Wiesmann Project Thunderball electric roadster

More importantly, that big battery gives the Thunderball power. Lots of power. 680hp, to be exact, and a frankly stupid 1,100Nm of torque thanks to two electric motors powering the rear wheels through a racing-spec Hewland gearbox. Go Harry Flatters on the throttle pedal and this low, muscular, deeply sexy car will fling you to 100km/h in just 2.9secs.

In theory. I say in theory because this Project Thunderball is not a finished car. It looks finished — the paint on that carbon body is lustrous, as is the carbon-fibre dashboard and the seats which have the rich tan colour of a serial sunbather. However, this is a prototype, and the only one in existence. The Wiesmann and Roding guys have taken the decision to make sure that the car is safe to to work on, so the battery is detuned from its full potency, and is delivering a mere 437hp to the rear wheels today.

That seems sufficient when you climb aboard. The cockpit follows the layout of the older MF models (a badge that will be unsurprisingly dropped now that Wiesmann intends to sell cars in America — think Samuel L Jackson and you’ll understand why) with huge bank of analogue dials tilted towards the driver. You get digital screens, both behind the wheel and in the centre of the dash, but the dials look classy and elegant, and it’s an anachronistic joy to see battery charge and temperature rendered on a classic clock face.
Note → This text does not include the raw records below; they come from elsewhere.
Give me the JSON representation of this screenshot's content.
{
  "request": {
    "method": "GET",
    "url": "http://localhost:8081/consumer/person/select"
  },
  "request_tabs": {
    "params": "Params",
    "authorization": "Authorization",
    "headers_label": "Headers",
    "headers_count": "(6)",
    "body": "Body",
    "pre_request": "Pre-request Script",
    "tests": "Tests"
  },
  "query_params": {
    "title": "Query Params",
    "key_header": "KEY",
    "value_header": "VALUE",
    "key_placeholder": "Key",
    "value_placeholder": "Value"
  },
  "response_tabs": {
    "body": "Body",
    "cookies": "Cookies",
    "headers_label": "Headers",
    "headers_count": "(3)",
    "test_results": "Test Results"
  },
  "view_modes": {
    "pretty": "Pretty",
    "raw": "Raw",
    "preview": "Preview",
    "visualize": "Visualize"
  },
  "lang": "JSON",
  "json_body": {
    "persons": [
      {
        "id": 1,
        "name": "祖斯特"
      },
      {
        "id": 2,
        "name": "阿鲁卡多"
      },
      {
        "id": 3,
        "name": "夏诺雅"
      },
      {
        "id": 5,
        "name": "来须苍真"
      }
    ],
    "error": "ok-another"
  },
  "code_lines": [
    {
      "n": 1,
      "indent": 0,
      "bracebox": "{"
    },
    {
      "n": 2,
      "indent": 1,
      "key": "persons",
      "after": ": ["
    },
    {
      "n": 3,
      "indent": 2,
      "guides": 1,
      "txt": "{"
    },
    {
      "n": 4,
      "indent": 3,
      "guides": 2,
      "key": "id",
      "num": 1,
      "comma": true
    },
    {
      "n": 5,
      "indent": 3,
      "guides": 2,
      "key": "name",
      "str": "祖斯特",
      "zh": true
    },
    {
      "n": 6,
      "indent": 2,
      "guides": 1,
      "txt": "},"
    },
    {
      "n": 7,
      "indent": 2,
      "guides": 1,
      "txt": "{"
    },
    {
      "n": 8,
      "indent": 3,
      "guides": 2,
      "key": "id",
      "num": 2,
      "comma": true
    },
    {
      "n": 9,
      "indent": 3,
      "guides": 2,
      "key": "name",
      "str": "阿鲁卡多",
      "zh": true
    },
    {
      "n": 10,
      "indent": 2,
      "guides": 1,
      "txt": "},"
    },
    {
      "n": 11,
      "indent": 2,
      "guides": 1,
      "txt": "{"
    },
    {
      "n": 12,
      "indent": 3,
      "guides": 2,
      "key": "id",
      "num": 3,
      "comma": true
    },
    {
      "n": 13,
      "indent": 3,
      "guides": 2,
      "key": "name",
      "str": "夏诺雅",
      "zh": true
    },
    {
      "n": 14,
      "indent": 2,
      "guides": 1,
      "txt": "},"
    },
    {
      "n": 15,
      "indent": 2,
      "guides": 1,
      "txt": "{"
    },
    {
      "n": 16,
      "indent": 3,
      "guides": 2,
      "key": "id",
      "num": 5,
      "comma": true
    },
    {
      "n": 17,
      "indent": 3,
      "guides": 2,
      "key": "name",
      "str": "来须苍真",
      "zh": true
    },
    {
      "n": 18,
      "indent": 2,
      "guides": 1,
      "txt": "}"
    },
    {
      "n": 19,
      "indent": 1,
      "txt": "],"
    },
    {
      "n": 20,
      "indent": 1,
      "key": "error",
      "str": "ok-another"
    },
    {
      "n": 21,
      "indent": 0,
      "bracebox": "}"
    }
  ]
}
There’s noticeably more width in the cockpit than in the older V8 cars we’ve been driving in convoy, too so this Thunderball is going to be far more comfortable when you’re pushing that one-charge range to its limits.

Wiesmann Project Thunderball electric roadster

What it’s not is slow. Even in this detuned form, the Thunderball bursts forward. It doesn’t have that kicked-down-a-lift-shaft effect of some EVs, which throw all their power (torque, actually) at you straight away and which can frankly make you feel a bit nauseous in doing so. In its current trim, the Thunderball feeds in the power progressively, but relentlessly — just like the V8s sitting next to it. By any standards, it’s quick but the surprising thing about this car — a prototype, remember, and not a finished car, is just how together it all feels. The steering is quick, light, and brimming with feel and information. The suspension is firm, but well-controlled and just a few tweaks shy of final production readiness. The whole structure feels incredibly solid and stiff, with not a single rattle nor squeak in the cabin.

All of which adds up to one thing — confidence. The Thunderball will retail for about €300,000 before taxes when it goes into production, but this one is still unique, and therefore effectively priceless. Yet within seconds, I have the confidence to fling it around and I’m soon wishing that our convoy leader — driving an MF5 with a twin-turbo V8 engine remember — would hurry up a bit as he’s holding me up. This is big, proper fun and all soundtracked by an eerie whooshing howl as you accelerate, as if the car is powered by the jet engine of the gods. It’s an intoxicating mix.

Let’s come back down to Earth for a moment, then. Wiesmann is a household name in Germany (literally — it’s the fifth-best-known carmaker in a recent poll) but outside of Germany it barely registers. It’s a tiny company, making a few hundred cars a year, and in the coming years it’s going to be facing all-electric rivals from Maserati, Porsche, Alpine, Lotus, and of course Tesla. It is a minnow amid sharks.

Or maybe it’s a Gecko amid snakes, but I wouldn’t underestimate Wiesmann either way. This is a company that won the respect of BMW and was almost bought by Chinese giant Geely before Berry snapped it up. It has a robust fanbase in Germany and has been making waves in America recently, where dealers are being signed up. There may even be right-hand drive production (Berry says the parts for that are in the warehouse).

Can it work? Can a tiny German carmaker, with a lizard for a badge, take on the manufacturing might of the global carmaking elite? Well, stranger things have happened in Germany. Just ask the Brothers Grimm.

Wiesmann Project Thunderball electric roadster
Neil Briscoe

Neil Briscoe

Neil Briscoe, a contributor to The Irish Times, specialises in motoring